__expression_0x107b99b50-SgAssignOp: Aliases:{ }{}
__expression_0x107b99bc0-SgAssignOp: Aliases:{ }{("q",q,0) ("p",p,0)}
__expression_0x107bca800-SgAddressOfOp: Aliases:{ }{}
__expression_0x107bca868-SgAddressOfOp: Aliases:{ }{}
__expression_0x107bca8d0-SgAddressOfOp: Aliases:{ }{}
__expression_0x107c20a00-SgCastExp: Aliases:{ }{}
a: Aliases:{ }{}
b: Aliases:{ }{}
c: Aliases:{ }{}
p: Aliases:{ b }{}
q: Aliases:{ b }{}
x: Aliases:{ }{}

In order to verify the correctness of this output, all we need to check is the pointer aliases for the pointer variables -->
a: Aliases:{ }{}
b: Aliases:{ }{}
c: Aliases:{ }{}
p: Aliases:{ b }{}
q: Aliases:{ b }{}
x: Aliases:{ }{}

Since this is only the substring of the complete lattice, I used substr find rather than the exact string match.

I hope this clarifies your question. I will put a note in the code too.




  • move to rose/src.
  • creating a temp variable for each new expression may not be necessary since GDF supports temporary expressions as objects.


List of related papers

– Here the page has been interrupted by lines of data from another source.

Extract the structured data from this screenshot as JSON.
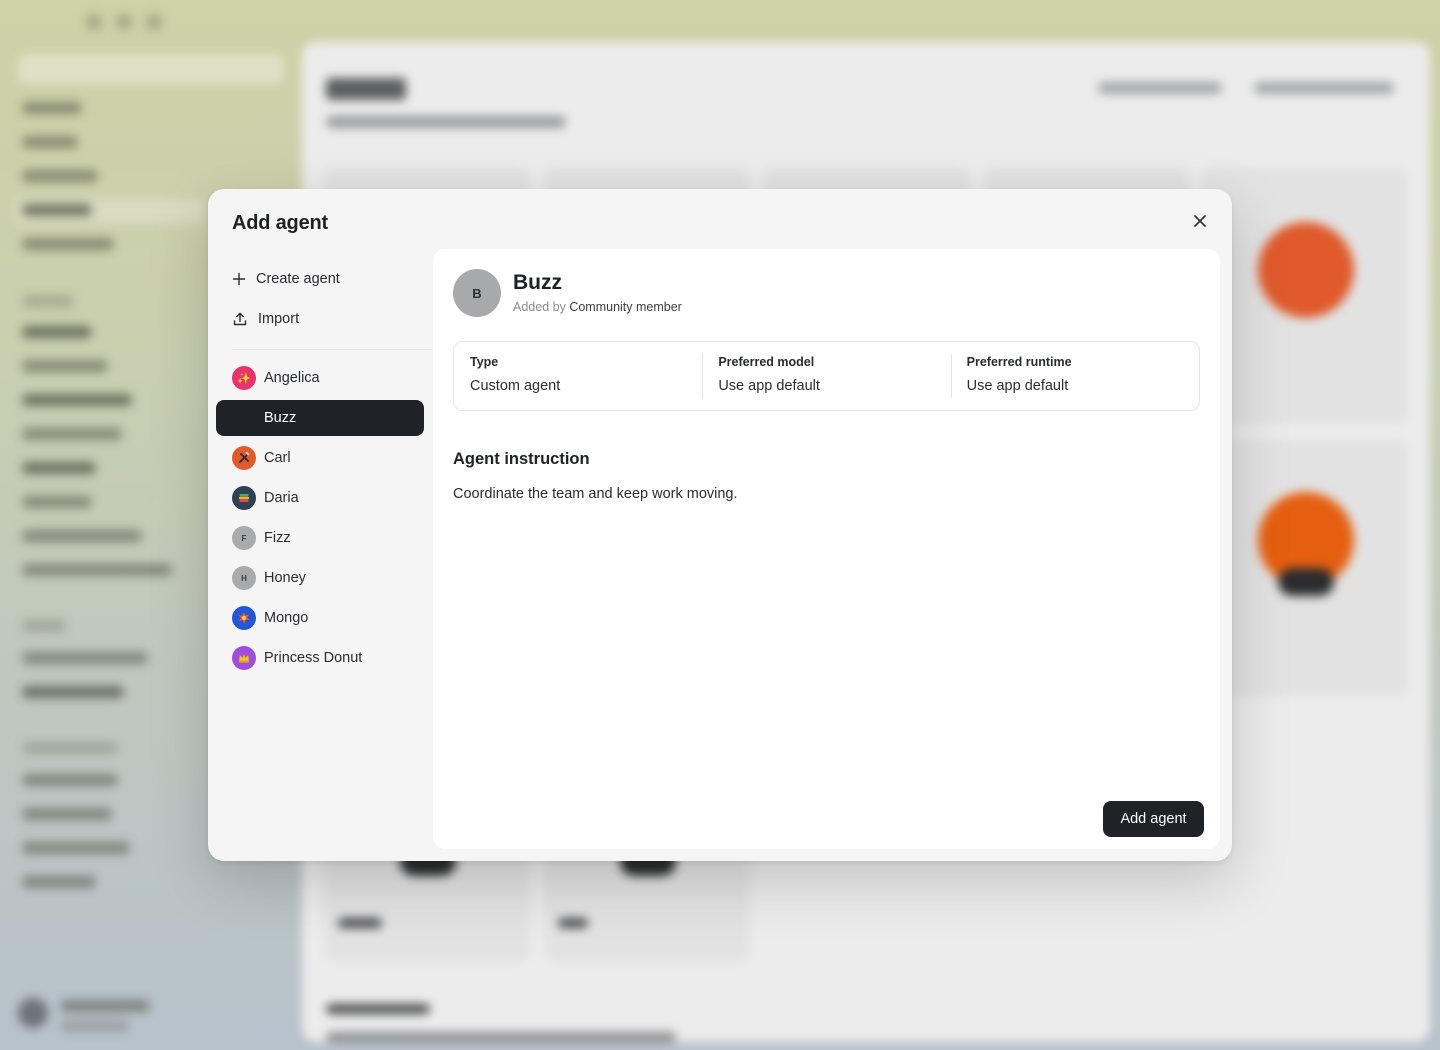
{
  "modal": {
    "title": "Add agent",
    "actions": [
      {
        "label": "Create agent",
        "icon": "plus-icon"
      },
      {
        "label": "Import",
        "icon": "upload-icon"
      }
    ],
    "agents": [
      {
        "name": "Angelica",
        "avatar": "sparkles",
        "color": "#e8336d",
        "selected": false
      },
      {
        "name": "Buzz",
        "avatar": "",
        "color": "",
        "selected": true
      },
      {
        "name": "Carl",
        "avatar": "hammer-wrench",
        "color": "#e05a2b",
        "selected": false
      },
      {
        "name": "Daria",
        "avatar": "books",
        "color": "#2f4154",
        "selected": false
      },
      {
        "name": "Fizz",
        "avatar": "F",
        "color": "#a9aaac",
        "selected": false
      },
      {
        "name": "Honey",
        "avatar": "H",
        "color": "#a9aaac",
        "selected": false
      },
      {
        "name": "Mongo",
        "avatar": "collision",
        "color": "#2456d6",
        "selected": false
      },
      {
        "name": "Princess Donut",
        "avatar": "crown",
        "color": "#a14de0",
        "selected": false
      }
    ],
    "detail": {
      "avatar_letter": "B",
      "name": "Buzz",
      "added_by_prefix": "Added by",
      "added_by": "Community member",
      "type_label": "Type",
      "type_value": "Custom agent",
      "model_label": "Preferred model",
      "model_value": "Use app default",
      "runtime_label": "Preferred runtime",
      "runtime_value": "Use app default",
      "instruction_title": "Agent instruction",
      "instruction_text": "Coordinate the team and keep work moving."
    },
    "submit_label": "Add agent"
  }
}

  • David Bacon and Peter Sweeney, “Fast Static Analysis of C++ virtual function calls”, OOPSLA'96
  • Michael Burke, Paul Carini, Jong-Deok Choi and Michael Hind, “Interprocedural Pointer Alias Analysis”, TOPLAS ‘99
  • Paul Carini Harini Srinivasan, “Flow-Sensitive Interprocedural Type Analysis for C++”, TechReport ’95
  • David J. Pearce , Paul H.J. Kelly , Chris Hankin, Efficient field-sensitive pointer analysis of C, ACM Transactions on Programming Languages and Systems (TOPLAS), v.30 n.1, p.4-es, November 2007